“There has been increasing attention to the association of psoriasis and metabolic risks in adults, but this study shows that the association of being overweight or obese and having psoriasis may be even higher in affected children than in adults,” says Amy Paller, chair of dermatology at Northwestern University Feinberg School of Medicine and lead author of the study.


“This is incredibly significant,” she says. “It tells us these children are at increased risk of health complications (cardiac risk and insulin resistance) and need to be watched closely and treated.”

Published in the journal Archives of Dermatology, the study included 614 children five to 17 years old from nine countries in the Americas, Europe, and Asia.

Previous studies showing an association between psoriasis and obesity were largely based on registry data, which is less precise and may under-identify cases because of the reliance on diagnosis codes rather than a direct examination and measurements to calculate Body Mass Index.

In the current study, about 30 percent of the affected children had an immediate family member with psoriasis, suggesting a strong genetic component. However, the reported family history of obesity was not higher in children with psoriasis than in control children.

“Perhaps our US environment of eating more calories and getting less exercise along with a strong genetic component for the disease hikes the risk,” Paller says. “There is something in the genetic makeup of these kids that predisposes them to these metabolic issues and positions psoriasis as a metabolic disorder. Psoriasis is driven by many of the same cytokines (proteins) that drive insulin resistance and being overweight.”

Psoriasis is characterized by red, often itchy scaling lesions that can be localized (especially to the scalp, knees, and elbows) or cover the entire body. The disease affects 2.5 to 3.5 percent of the global population with up to 33 percent of the cases starting in childhood, particularly during adolescence.

“It’s a highly visible disease which can be devastating during the all-important years of psychosocial development of childhood and adolescence,” Paller says. “It affects their social life and even their ability to participate in sports. Psoriasis has a profound effect on children’s quality of life.”

The study also looked beyond the commonly used Body Mass Index (BMI) to investigate psoriasis’ link to central adiposity (fat around the waist) and the waist-to-height ratio, both of which are believed to have a higher correlation with metabolic risk. Internationally, the odds ratio of having a high waist-to-height ratio that imparted a high level of cardiac risk was 3.1 for all children with psoriasis and 4.1 for those with severe psoriasis.

“The bottom line is these kids need lifestyle intervention,” Paller says. “You can’t just treat psoriasis. You’ve got to work with these kids to increase exercise and decrease their caloric intake to reduce their risk for metabolic diseases. Perhaps losing weight could help their psoriasis as well.”

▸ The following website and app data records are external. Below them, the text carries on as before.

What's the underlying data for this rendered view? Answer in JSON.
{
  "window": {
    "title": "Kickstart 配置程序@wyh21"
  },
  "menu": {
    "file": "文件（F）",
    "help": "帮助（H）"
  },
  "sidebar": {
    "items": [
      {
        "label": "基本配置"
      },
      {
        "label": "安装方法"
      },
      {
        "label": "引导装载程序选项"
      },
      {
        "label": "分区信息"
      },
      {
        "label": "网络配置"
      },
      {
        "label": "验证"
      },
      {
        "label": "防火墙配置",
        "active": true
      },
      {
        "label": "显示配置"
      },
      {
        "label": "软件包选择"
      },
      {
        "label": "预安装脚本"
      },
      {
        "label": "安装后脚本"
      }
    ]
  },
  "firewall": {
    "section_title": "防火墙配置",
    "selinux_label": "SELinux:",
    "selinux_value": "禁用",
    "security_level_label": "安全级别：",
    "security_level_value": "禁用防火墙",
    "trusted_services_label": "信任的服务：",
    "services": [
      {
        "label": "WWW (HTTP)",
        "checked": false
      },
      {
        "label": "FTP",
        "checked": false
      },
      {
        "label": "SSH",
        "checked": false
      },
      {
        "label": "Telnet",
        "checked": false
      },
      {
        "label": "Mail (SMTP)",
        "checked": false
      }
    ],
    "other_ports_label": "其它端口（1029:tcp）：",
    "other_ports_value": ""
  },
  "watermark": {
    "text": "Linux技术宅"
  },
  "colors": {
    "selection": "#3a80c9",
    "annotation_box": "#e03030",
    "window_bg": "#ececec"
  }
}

Previous studies in adults have suggested that weight loss can result in less severe symptoms.

Researchers are still not sure which comes first, the psoriasis or the excess fat. Is a high BMI the precursor of psoriasis in children or does the disease lead to an increased BMI through chronic cytokine release from psoriatic tissues, compounded by a lifestyle that may contribute to excess fat? Paller is currently investigating that question.

Source: Northwestern University